(It is not to say, however, there doesn’t exist a ‘church of me’ harbored within. I am not without ego. The church is just subterranean. There is no raising high of the roofbeams, no proud campanile extoling any virtue. It is underground, belfry muted by soil, its doors blocked. No one sits in its pews and as corpus there is me and my crown of mirrors. The eucharist, it is always full, and on a disused altar. ‘Why has thou forsaken me?’–this has replaced the Lord’s Prayer).
“One more thing, Erik,” and I trail off. I want to express something, I’m not sure what. I have yet to become words. In sickness and in health has not yet become a lie.
“Never mind.” I take my scrips.
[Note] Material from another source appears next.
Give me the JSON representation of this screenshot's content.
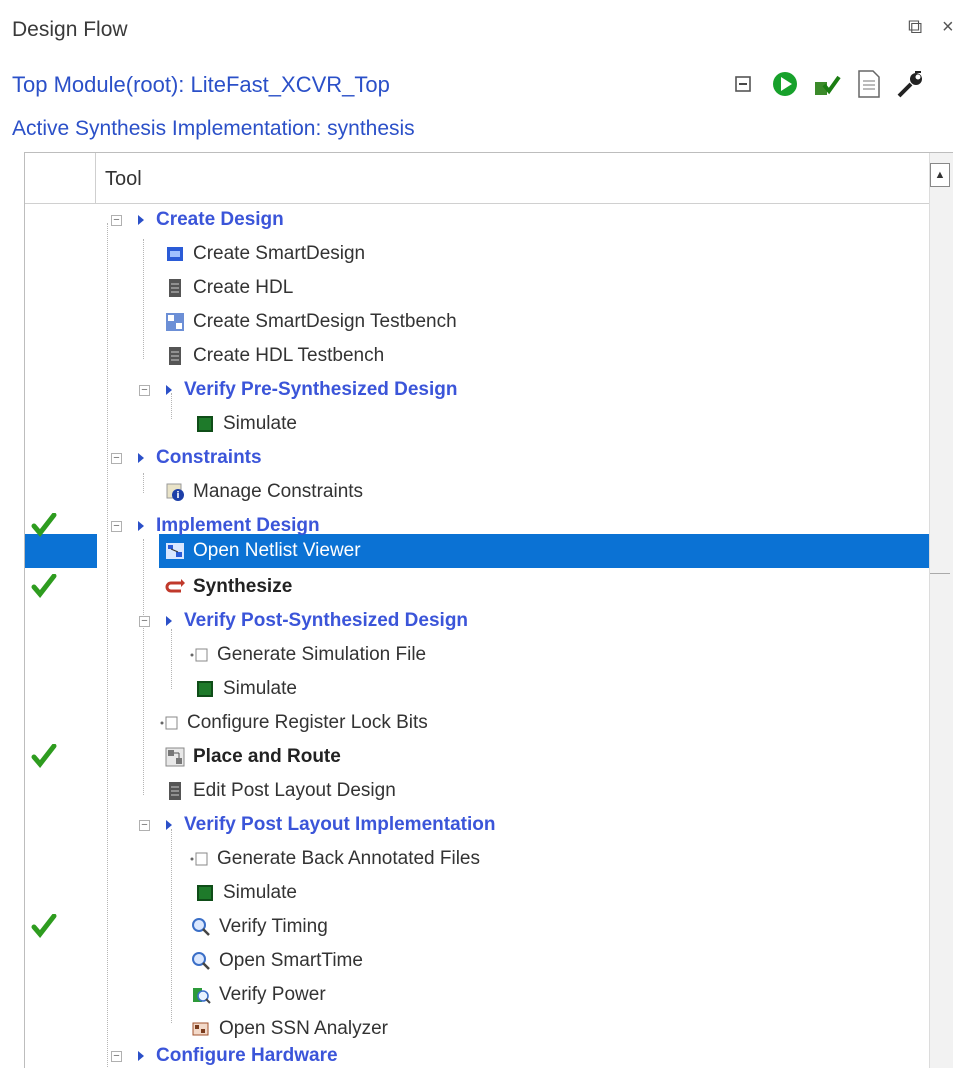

Nights I would lie next to Jenny, she naked from the waist up were I to have my way after making love—I would feel her chemistries flow correct and aligned, me my own irregularities. I would cup her breast and press my chest to her back, never the twain of our heartbeats meeting. Inevitably, Jenny would turn me over, half asleep, and put her arm around me. We were a sideways Pieta, smother me Mother. My heartbeat was fast, hers a lulling thing. I could be happy. Sometimes and despite my gray, I could even be in the pink.